Six years after the seminal L’Avventura, Michelangelo Antonioni caused another international feeding frenzy with his Palm d’Or winner Blowup, the story of a disillusioned fashion photographer, Thomas (the great David Hemmings), in ’60s mod London who discovers he’s captured a murder on camera. Antonioni creates a film that questions the politics of its protagonist and, at the same time, challenges the way we watch movies. In many ways, this is the best film ever made about movies, because Antonioni recognizes the fragile nature of celluloid and the need to preserve great images. Which is why the film is to profoundly moving—by film’s end, Antonioni sadly suggests that one day Blowup won’t exist (or mean anything to anyone) if it doesn’t continue to be seen, or if its meaning isn’t blown-up. Thomas is a man who loves women more than he loves money and he is more than happy to disassociate himself from the Vietnam War. “It’s not my fault there’s no peace,” says the photographer, who associates money with freedom and whose images and acquisitions (he buys a wooden plane propeller from an antique store) suggest stalled movement (read: political inaction). The models in the film are no different than the audience at the Yardbirds concert (yes, that’s Jimmy Page and Jeff Beck on stage)—inactive subjects that don’t understand why they’re being photographed or listening to music.
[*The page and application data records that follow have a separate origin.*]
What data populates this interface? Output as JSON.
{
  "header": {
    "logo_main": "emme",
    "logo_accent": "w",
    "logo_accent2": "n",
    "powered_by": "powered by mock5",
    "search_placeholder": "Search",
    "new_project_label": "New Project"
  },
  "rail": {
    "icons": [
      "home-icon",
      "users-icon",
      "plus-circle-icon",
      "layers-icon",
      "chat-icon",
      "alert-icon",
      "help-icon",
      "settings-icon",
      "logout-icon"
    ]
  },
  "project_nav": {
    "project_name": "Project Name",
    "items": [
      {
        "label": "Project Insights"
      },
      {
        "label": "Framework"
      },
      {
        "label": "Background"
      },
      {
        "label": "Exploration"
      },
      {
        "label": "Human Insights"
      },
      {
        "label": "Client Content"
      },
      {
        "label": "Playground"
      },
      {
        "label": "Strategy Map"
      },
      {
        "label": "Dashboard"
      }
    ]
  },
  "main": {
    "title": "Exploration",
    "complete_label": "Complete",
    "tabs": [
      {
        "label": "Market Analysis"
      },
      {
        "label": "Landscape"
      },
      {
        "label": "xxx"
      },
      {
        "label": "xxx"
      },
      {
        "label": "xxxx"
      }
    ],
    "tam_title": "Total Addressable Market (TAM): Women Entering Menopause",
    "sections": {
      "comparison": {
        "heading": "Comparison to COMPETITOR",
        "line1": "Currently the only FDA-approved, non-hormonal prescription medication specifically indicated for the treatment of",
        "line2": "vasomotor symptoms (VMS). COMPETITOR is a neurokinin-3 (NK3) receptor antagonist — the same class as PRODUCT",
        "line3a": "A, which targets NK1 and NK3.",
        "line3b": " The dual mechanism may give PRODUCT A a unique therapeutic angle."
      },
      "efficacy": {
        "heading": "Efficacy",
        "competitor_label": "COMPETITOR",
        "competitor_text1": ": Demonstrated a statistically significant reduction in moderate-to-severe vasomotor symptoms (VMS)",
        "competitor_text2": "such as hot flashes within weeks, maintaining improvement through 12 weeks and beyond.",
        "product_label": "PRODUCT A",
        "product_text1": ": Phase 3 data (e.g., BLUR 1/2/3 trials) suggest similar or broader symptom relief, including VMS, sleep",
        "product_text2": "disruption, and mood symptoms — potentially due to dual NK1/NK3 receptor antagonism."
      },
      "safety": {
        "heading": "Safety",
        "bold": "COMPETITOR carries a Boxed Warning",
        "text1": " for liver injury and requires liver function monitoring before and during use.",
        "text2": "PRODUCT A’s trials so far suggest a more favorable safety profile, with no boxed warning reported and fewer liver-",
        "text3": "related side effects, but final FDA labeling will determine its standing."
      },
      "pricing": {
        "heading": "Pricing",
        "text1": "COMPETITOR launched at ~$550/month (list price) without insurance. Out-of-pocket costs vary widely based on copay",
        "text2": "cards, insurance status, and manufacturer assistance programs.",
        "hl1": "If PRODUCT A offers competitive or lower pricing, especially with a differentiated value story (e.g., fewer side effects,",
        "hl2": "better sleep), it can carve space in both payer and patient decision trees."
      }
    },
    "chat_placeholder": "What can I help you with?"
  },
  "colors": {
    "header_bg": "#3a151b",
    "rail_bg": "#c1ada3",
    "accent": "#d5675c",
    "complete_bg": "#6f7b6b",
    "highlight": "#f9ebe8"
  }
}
Because Thomas is enticed by images that stand still, Antonioni encourages him to move throughout the film. When he accidentally photographs a crime scene at a disturbingly serene park, he’s encouraged to activate a coded narrative via blowups of his photographs. (The chilling interaction of still photographs may be one of the greatest sequences in the history of cinema.) Though Thomas respects movement (he’s repulsed by Vanessa Redgrave’s graceless dancing and he moves around his apartment effortlessly), he certainly doesn’t understand it. As such, his struggle to activate images becomes a fascinating call to arms and an even more interesting evocation of a universal need for self-discovery. Thomas happily engages with a group of mimes throughout the film, but he doesn’t understand them as much as he is enticed by their surface spectacle. Only by film’s end does he understand that an image that isn’t there doesn’t really exist and Blowup daringly suggests that an image without politics isn’t an image at all.
Blowup has never looked this ravishing. Released in 1966, the film doesn't look a year over 1975. Except for some minor edge enhancement and a small hair trapped on screen for a few seconds near Vanessa Redgrave's crotch (for those who care, that's about 57:23 minutes in), this is a virtually spotless transfer. Sound was every bit as important to Antonioni as his images, but Blowup's eerie sound design is inconsistently evoked here. The good: the wind in the park, the splish-splash sound of film being developed, the mime's tennis game, and the wooden propeller hitting the concrete pavement. The bad: since dialogue wasn't recorded very well, you may have to pump up the volume.
Because the film's score and songs are every bit as classic as Antonioni's images, Warner Home Video has generously provided a music-only track. Equally generous is Indiewire's Peter Brunette, who shares his thoughts on a scene-specific audio commentary. Though he says he's hesitant to explain the meaning of the film's "merry makers," it's easy to tell which critical interpretations he favors. Blowup is one of the most discussed works in film history and Brunette covers all bases. Most enlightening is Brunette's analysis of the way Antonioni foregrounds himself into the film via his framing, which he suggests is in constant conflict with that of Hemmings's character. For Antonioni fans, this is a must-listen. Also included here is the film's teaser and theatrical trailer. (Warner Home Video will release Blowup in conjunction with Luchino Visconti's masterpieces The Damned and Death in Venice.)
Great sound. Excellent image. Crucial commentary. A must-have.